Before we start discussing what hoisting is, let us first look at a simple example:
Pretty straightforward: I declared a variable, initialized some value to it, and then logged it in the console.
Now let's look at the definition of hoisting:
Simply put, it means no matter where you declare functions or variables when the code is executed, they’re moved to the top of their scope.
According to the above statement, if I were to move my variable declaration to below the console log statement, it should work just fine. But that’s not the scenario. Let’s see why that is.
Now the question arises: Why I am getting
undefined when I should be getting the
myName variable? Is hoisting not working?
The simple answer is that hoisting is working just fine. If you go back to the definition of hoisting, it specifically says that only the declaration is moved to the top and not the initialization.
So in the above example, our variable declaration is moved to the top while it’s initialized value is not, and the reason why we are getting

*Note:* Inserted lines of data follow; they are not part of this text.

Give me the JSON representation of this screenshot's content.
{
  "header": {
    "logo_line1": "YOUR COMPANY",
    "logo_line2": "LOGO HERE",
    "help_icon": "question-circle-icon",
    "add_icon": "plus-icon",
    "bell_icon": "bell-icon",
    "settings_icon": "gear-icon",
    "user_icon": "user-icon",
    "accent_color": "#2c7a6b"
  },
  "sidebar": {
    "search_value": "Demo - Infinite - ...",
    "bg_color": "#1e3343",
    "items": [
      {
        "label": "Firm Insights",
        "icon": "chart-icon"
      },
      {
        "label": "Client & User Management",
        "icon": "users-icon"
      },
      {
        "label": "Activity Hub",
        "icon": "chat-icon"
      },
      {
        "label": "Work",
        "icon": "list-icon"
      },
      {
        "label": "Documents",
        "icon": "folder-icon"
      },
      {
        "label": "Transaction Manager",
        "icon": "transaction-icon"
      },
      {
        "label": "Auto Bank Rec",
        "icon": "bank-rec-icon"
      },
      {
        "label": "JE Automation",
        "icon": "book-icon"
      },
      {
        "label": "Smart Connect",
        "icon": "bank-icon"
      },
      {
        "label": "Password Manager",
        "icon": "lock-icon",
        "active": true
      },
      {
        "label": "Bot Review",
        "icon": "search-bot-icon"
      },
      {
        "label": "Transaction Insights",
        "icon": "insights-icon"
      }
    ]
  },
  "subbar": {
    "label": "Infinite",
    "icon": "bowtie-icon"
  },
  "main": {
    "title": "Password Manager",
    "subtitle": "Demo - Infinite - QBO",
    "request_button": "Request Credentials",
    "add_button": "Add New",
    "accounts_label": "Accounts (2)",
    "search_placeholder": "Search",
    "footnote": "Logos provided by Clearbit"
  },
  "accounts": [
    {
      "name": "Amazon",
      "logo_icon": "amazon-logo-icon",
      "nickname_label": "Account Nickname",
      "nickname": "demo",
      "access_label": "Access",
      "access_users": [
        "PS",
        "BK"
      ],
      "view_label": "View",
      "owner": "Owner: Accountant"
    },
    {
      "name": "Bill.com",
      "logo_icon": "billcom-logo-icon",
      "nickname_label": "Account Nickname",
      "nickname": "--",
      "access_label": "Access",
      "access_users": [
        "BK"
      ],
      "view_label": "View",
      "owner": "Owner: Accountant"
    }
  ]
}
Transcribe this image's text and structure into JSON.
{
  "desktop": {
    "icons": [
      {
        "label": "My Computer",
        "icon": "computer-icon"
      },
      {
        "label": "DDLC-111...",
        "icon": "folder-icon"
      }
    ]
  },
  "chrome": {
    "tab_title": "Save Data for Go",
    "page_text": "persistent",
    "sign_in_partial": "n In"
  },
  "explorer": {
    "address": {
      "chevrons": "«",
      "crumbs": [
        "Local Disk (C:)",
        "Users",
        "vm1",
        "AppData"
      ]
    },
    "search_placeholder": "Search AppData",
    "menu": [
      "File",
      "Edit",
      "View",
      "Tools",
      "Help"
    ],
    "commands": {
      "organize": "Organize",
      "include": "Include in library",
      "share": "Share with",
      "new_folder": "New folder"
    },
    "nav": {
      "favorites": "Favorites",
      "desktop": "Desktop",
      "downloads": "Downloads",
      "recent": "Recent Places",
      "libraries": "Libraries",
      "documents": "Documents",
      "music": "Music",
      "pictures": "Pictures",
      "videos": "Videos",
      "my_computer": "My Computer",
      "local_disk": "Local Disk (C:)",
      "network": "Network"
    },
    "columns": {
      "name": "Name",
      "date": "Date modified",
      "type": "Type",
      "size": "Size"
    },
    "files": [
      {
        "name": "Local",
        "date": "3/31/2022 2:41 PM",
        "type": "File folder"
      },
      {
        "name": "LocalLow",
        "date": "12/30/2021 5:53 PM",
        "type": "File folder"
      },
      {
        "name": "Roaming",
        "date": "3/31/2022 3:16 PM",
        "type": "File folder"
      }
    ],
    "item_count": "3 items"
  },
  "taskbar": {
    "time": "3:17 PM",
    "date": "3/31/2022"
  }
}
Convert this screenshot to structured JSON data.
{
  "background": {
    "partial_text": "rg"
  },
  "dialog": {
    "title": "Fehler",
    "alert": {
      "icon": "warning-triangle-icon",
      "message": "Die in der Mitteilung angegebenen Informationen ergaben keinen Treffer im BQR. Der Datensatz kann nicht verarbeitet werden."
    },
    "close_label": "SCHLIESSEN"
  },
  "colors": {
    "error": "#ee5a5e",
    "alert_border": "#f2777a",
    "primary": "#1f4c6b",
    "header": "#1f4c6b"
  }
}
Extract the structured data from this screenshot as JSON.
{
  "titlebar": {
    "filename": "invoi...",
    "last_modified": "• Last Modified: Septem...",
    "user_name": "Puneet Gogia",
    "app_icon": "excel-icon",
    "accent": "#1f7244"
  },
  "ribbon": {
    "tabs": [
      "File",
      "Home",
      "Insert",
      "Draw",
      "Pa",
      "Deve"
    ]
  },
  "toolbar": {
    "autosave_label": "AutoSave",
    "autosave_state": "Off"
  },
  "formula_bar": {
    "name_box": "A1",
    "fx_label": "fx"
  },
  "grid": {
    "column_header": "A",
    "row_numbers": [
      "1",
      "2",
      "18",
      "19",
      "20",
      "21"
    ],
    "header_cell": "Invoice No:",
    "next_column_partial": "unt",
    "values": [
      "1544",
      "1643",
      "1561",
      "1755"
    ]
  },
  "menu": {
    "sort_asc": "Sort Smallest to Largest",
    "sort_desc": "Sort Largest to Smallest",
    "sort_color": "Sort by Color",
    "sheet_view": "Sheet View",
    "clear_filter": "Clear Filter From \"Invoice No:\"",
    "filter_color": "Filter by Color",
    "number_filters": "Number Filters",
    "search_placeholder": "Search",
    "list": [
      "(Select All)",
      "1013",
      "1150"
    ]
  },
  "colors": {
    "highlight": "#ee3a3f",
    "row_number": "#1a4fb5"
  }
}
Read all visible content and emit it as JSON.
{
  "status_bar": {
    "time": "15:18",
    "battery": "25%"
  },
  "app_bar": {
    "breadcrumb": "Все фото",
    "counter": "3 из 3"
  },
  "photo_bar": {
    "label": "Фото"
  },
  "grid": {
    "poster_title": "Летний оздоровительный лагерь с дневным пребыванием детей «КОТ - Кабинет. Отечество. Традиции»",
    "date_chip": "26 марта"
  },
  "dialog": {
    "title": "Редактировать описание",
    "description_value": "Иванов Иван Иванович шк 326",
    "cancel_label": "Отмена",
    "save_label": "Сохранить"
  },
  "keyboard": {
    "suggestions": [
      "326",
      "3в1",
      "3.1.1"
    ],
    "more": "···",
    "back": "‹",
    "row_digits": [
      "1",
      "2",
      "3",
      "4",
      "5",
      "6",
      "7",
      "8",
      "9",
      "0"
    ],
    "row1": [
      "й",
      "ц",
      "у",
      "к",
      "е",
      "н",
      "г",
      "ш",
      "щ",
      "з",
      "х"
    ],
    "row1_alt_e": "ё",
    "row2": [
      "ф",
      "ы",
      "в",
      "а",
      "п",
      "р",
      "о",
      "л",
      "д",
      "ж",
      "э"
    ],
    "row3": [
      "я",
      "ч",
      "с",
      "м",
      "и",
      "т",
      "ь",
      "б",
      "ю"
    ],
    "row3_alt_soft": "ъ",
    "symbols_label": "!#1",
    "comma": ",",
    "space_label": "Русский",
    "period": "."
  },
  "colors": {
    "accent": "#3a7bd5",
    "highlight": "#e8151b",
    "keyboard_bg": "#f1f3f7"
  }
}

If hoisting was not working, then we would have got an error that the
myName variable is not defined.
So because of hoisting, we can use the variables no matter where they are declared in our code. However, using their value is a different scenario.
Hoisting in Function Declaration
Here I called the function before I even declared — this is hoisting in the function declaration.
Hoisting in Function Expression
But this is not the case in a function expression. Let’s look at why.
So why is it working in the function declaration but not in function expression?
Well, it’s because a function expression is a function that is assigned to a variable, and, in this case, the variable declaration is moved to the top with the default value of
undefined rather than the function.
With this, we have successfully covered hoisting, and if you have any questions, feel free to ask in the comments. We will be discussing call stack in the next post.